University Of Toronto. "Adhesive Tape Connected To Hospital Infections." ScienceDaily. www.sciencedaily.com/releases/1999/07/990727105832.htm (accessed March 1, 2015).

Share This


More From ScienceDaily



More Health & Medicine News

Sunday, March 1, 2015

Featured Research

from universities, journals, and other organizations


Featured Videos

from AP, Reuters, AFP, and other news services

Rehab Robot Helps Restore Damaged Muscles and Nerves

Rehab Robot Helps Restore Damaged Muscles and Nerves

Reuters - Innovations Video Online (Mar. 1, 2015) A rehabilitation robot prototype to help restore deteriorated nerves and muscles using electromyography and computer games. Ben Gruber reports. Video provided by Reuters
Powered by NewsLook.com
How Facebook Use Can Lead To Depression

How Facebook Use Can Lead To Depression

Newsy (Mar. 1, 2015) Margaret Duffy of the University of Missouri talks about her study on the social network and the envy and depression that Facebook use can cause. Video provided by Newsy
Powered by NewsLook.com
Could a $34 Smartphone Device Improve HIV Diagnosis in Africa?

Could a $34 Smartphone Device Improve HIV Diagnosis in Africa?

Reuters - Innovations Video Online (Feb. 27, 2015) A dongle that plugs into a Smartphone mimics a lab-based blood test for HIV and syphilis and can detect the diseases in 15 minutes, say researchers. Tara Cleary reports. Video provided by Reuters
Powered by NewsLook.com
Doctor Says Head Transplants Possible Within Two Years

Doctor Says Head Transplants Possible Within Two Years

Buzz60 (Feb. 27, 2015) An Italian doctor is saying he could stick someone&apos;s head onto someone else&apos;s body. Patrick Jones (@Patrick_E_Jones) reports. Video provided by Buzz60
Powered by NewsLook.com
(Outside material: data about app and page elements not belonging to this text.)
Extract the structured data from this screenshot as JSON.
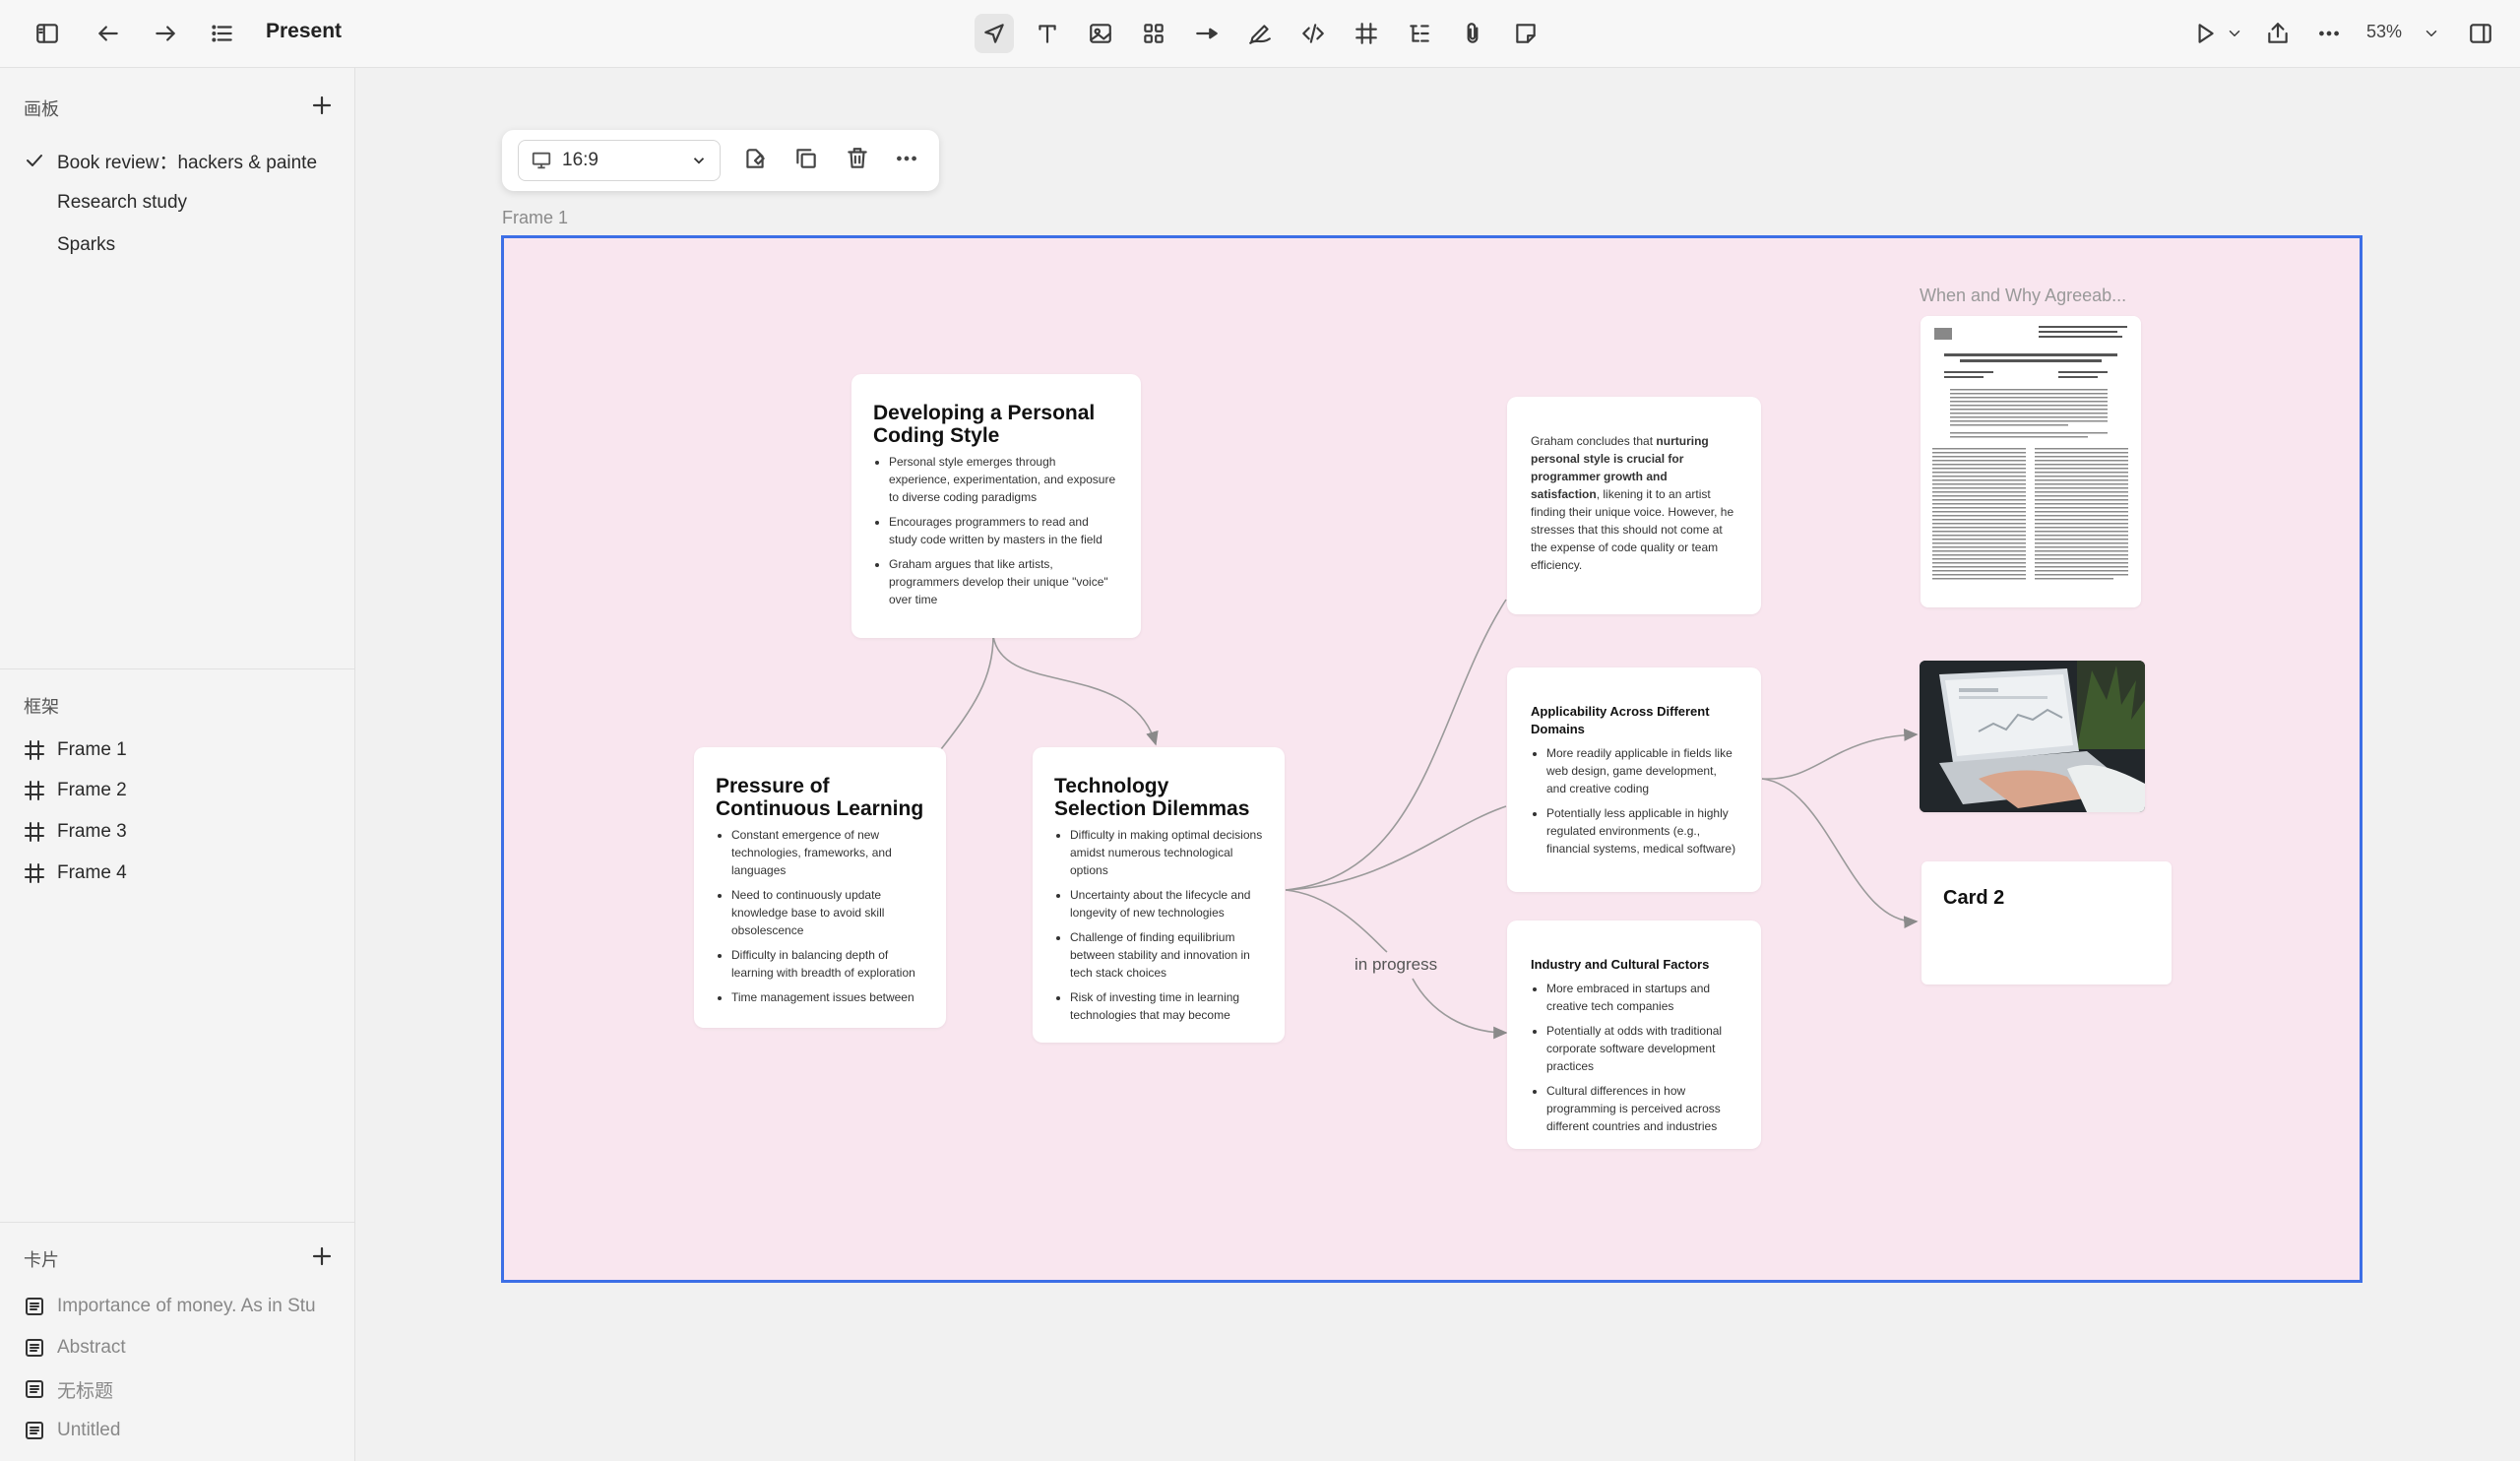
{
  "topbar": {
    "title": "Present",
    "zoom": "53%",
    "icons": [
      "sidebar-toggle-icon",
      "back-arrow-icon",
      "forward-arrow-icon",
      "outline-list-icon",
      "select-cursor-icon",
      "text-icon",
      "image-icon",
      "components-icon",
      "connector-arrow-icon",
      "pen-icon",
      "code-icon",
      "frame-icon",
      "mindmap-icon",
      "attachment-icon",
      "sticky-note-icon",
      "play-icon",
      "chevron-down-icon",
      "share-icon",
      "more-icon",
      "chevron-down-icon",
      "right-panel-icon"
    ]
  },
  "sidebar": {
    "boards_title": "画板",
    "boards": [
      {
        "label": "Book review：hackers & painte",
        "checked": true
      },
      {
        "label": "Research study",
        "checked": false
      },
      {
        "label": "Sparks",
        "checked": false
      }
    ],
    "frames_title": "框架",
    "frames": [
      "Frame 1",
      "Frame 2",
      "Frame 3",
      "Frame 4"
    ],
    "cards_title": "卡片",
    "cards": [
      "Importance of money. As in Stu",
      "Abstract",
      "无标题",
      "Untitled"
    ]
  },
  "frame_toolbar": {
    "ratio": "16:9"
  },
  "frame": {
    "label": "Frame 1",
    "background": "#f9e6ef",
    "border": "#3d6fe6"
  },
  "cards": {
    "coding_style": {
      "title": "Developing a Personal Coding Style",
      "bullets": [
        "Personal style emerges through experience, experimentation, and exposure to diverse coding paradigms",
        "Encourages programmers to read and study code written by masters in the field",
        "Graham argues that like artists, programmers develop their unique \"voice\" over time"
      ]
    },
    "pressure": {
      "title": "Pressure of Continuous Learning",
      "bullets": [
        "Constant emergence of new technologies, frameworks, and languages",
        "Need to continuously update knowledge base to avoid skill obsolescence",
        "Difficulty in balancing depth of learning with breadth of exploration",
        "Time management issues between"
      ]
    },
    "tech_selection": {
      "title": "Technology Selection Dilemmas",
      "bullets": [
        "Difficulty in making optimal decisions amidst numerous technological options",
        "Uncertainty about the lifecycle and longevity of new technologies",
        "Challenge of finding equilibrium between stability and innovation in tech stack choices",
        "Risk of investing time in learning technologies that may become"
      ]
    },
    "conclusion": {
      "p1": "Graham concludes that ",
      "bold": "nurturing personal style is crucial for programmer growth and satisfaction",
      "p2": ", likening it to an artist finding their unique voice. However, he stresses that this should not come at the expense of code quality or team efficiency."
    },
    "applicability": {
      "title": "Applicability Across Different Domains",
      "bullets": [
        "More readily applicable in fields like web design, game development, and creative coding",
        "Potentially less applicable in highly regulated environments (e.g., financial systems, medical software)"
      ]
    },
    "industry": {
      "title": "Industry and Cultural Factors",
      "bullets": [
        "More embraced in startups and creative tech companies",
        "Potentially at odds with traditional corporate software development practices",
        "Cultural differences in how programming is perceived across different countries and industries"
      ]
    },
    "card2": {
      "title": "Card 2"
    },
    "doc": {
      "title": "When and Why Agreeab..."
    }
  },
  "edge_label": "in progress"
}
Search ScienceDaily

Number of stories in archives: 140,361

Find with keyword(s):
Enter a keyword or phrase to search ScienceDaily for related topics and research stories.

Save/Print:
Share:

Breaking News:

Strange & Offbeat Stories


Health & Medicine

Mind & Brain

Living & Well

In Other News

... from NewsDaily.com

Science News

Health News

Environment News

Technology News



Save/Print:
Share:

Free Subscriptions


Get the latest science news with ScienceDaily's free email newsletters, updated daily and weekly. Or view hourly updated newsfeeds in your RSS reader:

Get Social & Mobile


Keep up to date with the latest news from ScienceDaily via social networks and mobile apps:

Have Feedback?


Tell us what you think of ScienceDaily -- we welcome both positive and negative comments. Have any problems using the site? Questions?
Mobile: iPhone Android Web
Follow: Facebook Twitter Google+
Subscribe: RSS Feeds Email Newsletters
Latest Headlines Health & Medicine Mind & Brain Space & Time Matter & Energy Computers & Math Plants & Animals Earth & Climate Fossils & Ruins